Exploring completeness in clinical data research networks with DQe-c
J Am Med Inform Assoc 2018 Jan 1;25(1):17-24
A new generation of clinical research platforms offers the capability to reuse on a large (multi-site, federated) scale routinely collected hospital EHR data for clinical research, such as clinical trials and big data mining. Since data quality (DQ) imperatives to support continuity of care and to support reuse for research are quite different, DQ poses important concerns for secondary use of EHR data and remains a challenge for research data networks using non-scalable ad hoc solutions. Estiri’s paper is one of the two 2018 best papers selected on DQ for this section. The authors developed an open source, interoperable, and scalable DQ assessment tool able to measure the completeness and conformance of data items within an EHR or CDW data model. They describe the iterative implementation of a web-based tool - DQe-c - across different institutions focusing on interoperability and scalability to large databases. The DQe-c has been evaluated on a sample dataset of 200, 000 randomly selected patient records with an encounter since January 1, 2010, extracted from the Research Patient Data Registry at Partners HealthCare. The web-based report produced by DQe-c is organized into four sections: load and test details (list of the tables of the EHR or CDW’s common data model (CDM) and table-level size and completeness), completeness test (missing data for each column of the tables), data model conformance test (rate of orphan records based on the CDM), and fitness for purpose test (missingness in key clinical indicators such as ethnicity data or blood pressure for example). This best paper contributes to the body of open algorithms and tools to permit comparable DQ assessments which can be run on different architectures (EHRs, PCORnet, OMOP) paving the way to systematic evaluation of DQ across distributed networks.

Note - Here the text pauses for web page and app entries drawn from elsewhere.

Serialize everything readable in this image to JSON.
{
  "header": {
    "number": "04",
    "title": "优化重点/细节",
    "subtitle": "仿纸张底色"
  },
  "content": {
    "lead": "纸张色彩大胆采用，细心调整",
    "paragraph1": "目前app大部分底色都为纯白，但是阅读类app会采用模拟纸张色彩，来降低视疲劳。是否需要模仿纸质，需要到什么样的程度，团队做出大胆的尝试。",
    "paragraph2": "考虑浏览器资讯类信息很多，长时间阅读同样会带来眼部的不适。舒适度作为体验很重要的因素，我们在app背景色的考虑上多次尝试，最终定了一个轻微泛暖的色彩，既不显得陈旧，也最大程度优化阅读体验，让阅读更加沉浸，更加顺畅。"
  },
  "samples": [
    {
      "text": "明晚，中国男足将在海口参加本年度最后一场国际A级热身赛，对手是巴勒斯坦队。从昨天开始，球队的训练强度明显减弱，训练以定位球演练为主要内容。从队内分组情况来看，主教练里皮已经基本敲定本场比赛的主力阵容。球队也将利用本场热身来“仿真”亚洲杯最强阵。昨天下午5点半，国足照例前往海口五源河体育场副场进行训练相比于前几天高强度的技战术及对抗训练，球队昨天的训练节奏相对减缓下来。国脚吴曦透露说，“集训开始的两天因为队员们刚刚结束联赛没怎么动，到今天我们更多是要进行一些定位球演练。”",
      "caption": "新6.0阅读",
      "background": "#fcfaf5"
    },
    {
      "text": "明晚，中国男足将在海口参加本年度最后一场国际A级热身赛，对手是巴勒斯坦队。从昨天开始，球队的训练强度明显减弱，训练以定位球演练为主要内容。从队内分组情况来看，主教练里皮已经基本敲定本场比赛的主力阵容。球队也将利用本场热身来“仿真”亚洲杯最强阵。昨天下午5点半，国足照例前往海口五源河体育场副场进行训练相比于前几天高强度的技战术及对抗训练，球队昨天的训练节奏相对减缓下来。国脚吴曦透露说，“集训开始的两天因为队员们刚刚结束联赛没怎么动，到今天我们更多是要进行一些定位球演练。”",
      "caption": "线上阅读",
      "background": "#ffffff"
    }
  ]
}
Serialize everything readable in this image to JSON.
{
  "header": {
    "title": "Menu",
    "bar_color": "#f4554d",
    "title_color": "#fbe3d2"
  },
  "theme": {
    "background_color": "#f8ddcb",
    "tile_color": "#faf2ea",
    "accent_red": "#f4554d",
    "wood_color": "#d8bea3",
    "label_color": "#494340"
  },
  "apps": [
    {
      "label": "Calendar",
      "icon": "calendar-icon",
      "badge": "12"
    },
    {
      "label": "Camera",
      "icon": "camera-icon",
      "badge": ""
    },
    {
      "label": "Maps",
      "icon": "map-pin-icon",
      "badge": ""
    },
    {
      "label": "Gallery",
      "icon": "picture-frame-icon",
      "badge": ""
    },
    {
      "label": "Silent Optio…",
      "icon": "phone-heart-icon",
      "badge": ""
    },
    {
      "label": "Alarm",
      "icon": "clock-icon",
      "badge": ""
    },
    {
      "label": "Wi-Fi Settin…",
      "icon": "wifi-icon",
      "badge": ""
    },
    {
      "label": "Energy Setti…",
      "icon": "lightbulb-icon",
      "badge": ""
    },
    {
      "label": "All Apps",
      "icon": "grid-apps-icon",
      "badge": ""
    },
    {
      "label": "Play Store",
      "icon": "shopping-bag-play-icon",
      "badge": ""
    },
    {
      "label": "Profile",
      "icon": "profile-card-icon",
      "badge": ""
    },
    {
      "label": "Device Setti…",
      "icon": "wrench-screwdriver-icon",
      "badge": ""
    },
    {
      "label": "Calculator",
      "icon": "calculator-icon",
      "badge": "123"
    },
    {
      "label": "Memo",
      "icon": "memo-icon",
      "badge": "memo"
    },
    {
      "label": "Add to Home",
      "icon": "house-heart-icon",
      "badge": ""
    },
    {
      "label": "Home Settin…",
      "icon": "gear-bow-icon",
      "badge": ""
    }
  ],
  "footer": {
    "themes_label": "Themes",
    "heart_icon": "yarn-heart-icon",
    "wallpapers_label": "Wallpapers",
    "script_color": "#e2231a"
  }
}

Sylvestre E, Bouzillé G, Chazard E, His-Mahier C, Riou C, Cuggia M
Combining information from a clinical data warehouse and a pharmaceutical database to generate a framework to detect comorbidities in electronic health records

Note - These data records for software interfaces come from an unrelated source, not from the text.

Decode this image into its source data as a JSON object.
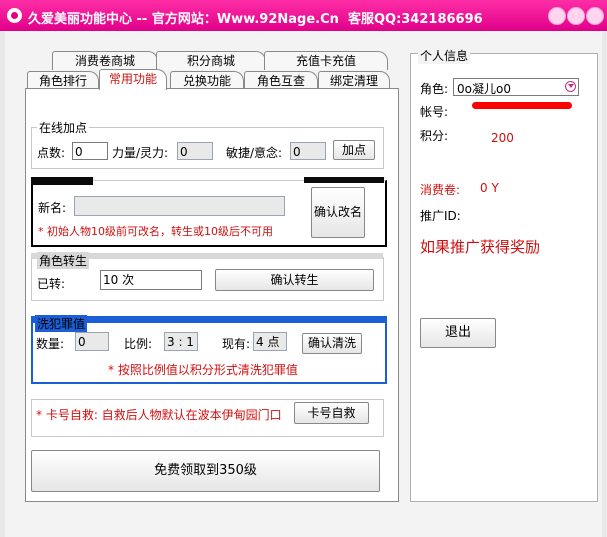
{
  "window": {
    "title": "久爱美丽功能中心 -- 官方网站：Www.92Nage.Cn  客服QQ:342186696"
  },
  "tabs_top": [
    "消费卷商城",
    "积分商城",
    "充值卡充值"
  ],
  "tabs_bottom": [
    "角色排行",
    "常用功能",
    "兑换功能",
    "角色互查",
    "绑定清理"
  ],
  "online_points": {
    "title": "在线加点",
    "points_label": "点数:",
    "points_value": "0",
    "power_label": "力量/灵力:",
    "power_value": "0",
    "agility_label": "敏捷/意念:",
    "agility_value": "0",
    "add_button": "加点"
  },
  "rename": {
    "new_name_label": "新名:",
    "new_name_value": "",
    "confirm_button": "确认改名",
    "note": "* 初始人物10级前可改名，转生或10级后不可用"
  },
  "rebirth": {
    "title": "角色转生",
    "done_label": "已转:",
    "done_value": "10 次",
    "confirm_button": "确认转生"
  },
  "clean_sin": {
    "title": "洗犯罪值",
    "amount_label": "数量:",
    "amount_value": "0",
    "ratio_label": "比例:",
    "ratio_value": "3 : 1",
    "current_label": "现有:",
    "current_value": "4 点",
    "confirm_button": "确认清洗",
    "note": "* 按照比例值以积分形式清洗犯罪值"
  },
  "self_rescue": {
    "note": "* 卡号自救: 自救后人物默认在波本伊甸园门口",
    "button": "卡号自救"
  },
  "free_level_button": "免费领取到350级",
  "info": {
    "title": "个人信息",
    "role_label": "角色:",
    "role_value": "0o凝儿o0",
    "account_label": "帐号:",
    "score_label": "积分:",
    "score_value": "200",
    "voucher_label": "消费卷:",
    "voucher_value": "0 Y",
    "promo_id_label": "推广ID:",
    "promo_text": "如果推广获得奖励",
    "exit_button": "退出"
  }
}
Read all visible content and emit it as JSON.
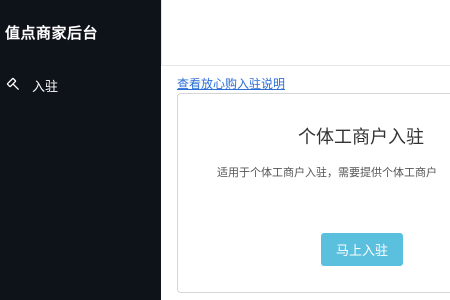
{
  "sidebar": {
    "brand": "值点商家后台",
    "items": [
      {
        "label": "入驻",
        "icon": "gavel-icon"
      }
    ]
  },
  "main": {
    "help_link": "查看放心购入驻说明",
    "card": {
      "title": "个体工商户入驻",
      "description": "适用于个体工商户入驻，需要提供个体工商户",
      "button_label": "马上入驻"
    }
  },
  "colors": {
    "sidebar_bg": "#0e1219",
    "link": "#2a6ed6",
    "button": "#5bc0de"
  }
}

BMC Med Inform Decis Mak 2018 Jan 24;18(1):9
Comorbidities are an increasing healthcare challenge and are important for accurate clinical research. Electronic health records, and clinical data warehouses derived from them, tend to be incomplete with respect to comorbidities. This may be because healthcare organisations are more likely to capture coded diagnoses that are relevant to the services they are providing. However, clinicians are normally keen to ensure they have a complete and up-to-date medication list. This best paper research assessed whether it is possible to use medication lists to identify missing comorbidities, to make a clinical data warehouse more complete and accurate for research use. Sylvestre et al., from the Rennes University Hospital, developed an algorithm that analyses medication lists to identify clinical indications that were not already documented as co-morbidities. For accuracy, the authors only included drug prescriptions with precise indications, by combining data from the French Comorbidity List with the French Theriaque drug database. They additionally selected laboratory tests with very precise indications to identify health conditions that the requesting clinicians must have known about, but which were not listed as coded comorbidities. Their analysis included 4,312 hospital stays with a qualifying prescription. Among the 4,312 patients of the general dataset, 68.4% had at least one drug prescription without a corresponding ICD-10 code. The comorbidity diagnoses suggested by the algorithm were confirmed by experts in 20.3% of reviewed cases. A specialized extract of 122 Ear Nose and Throat hospital stays was used to further evaluate the algorithm, within which comorbidity diagnoses suggested by the algorithm were confirmed in 44.6% of the cases. This research was included as a best paper because it offers and validates a relatively simple approach to semantic enrichment of CDWs, that could be replicated almost anywhere. It highlights the importance of co-morbidity coding, and of poor current practice in such coding.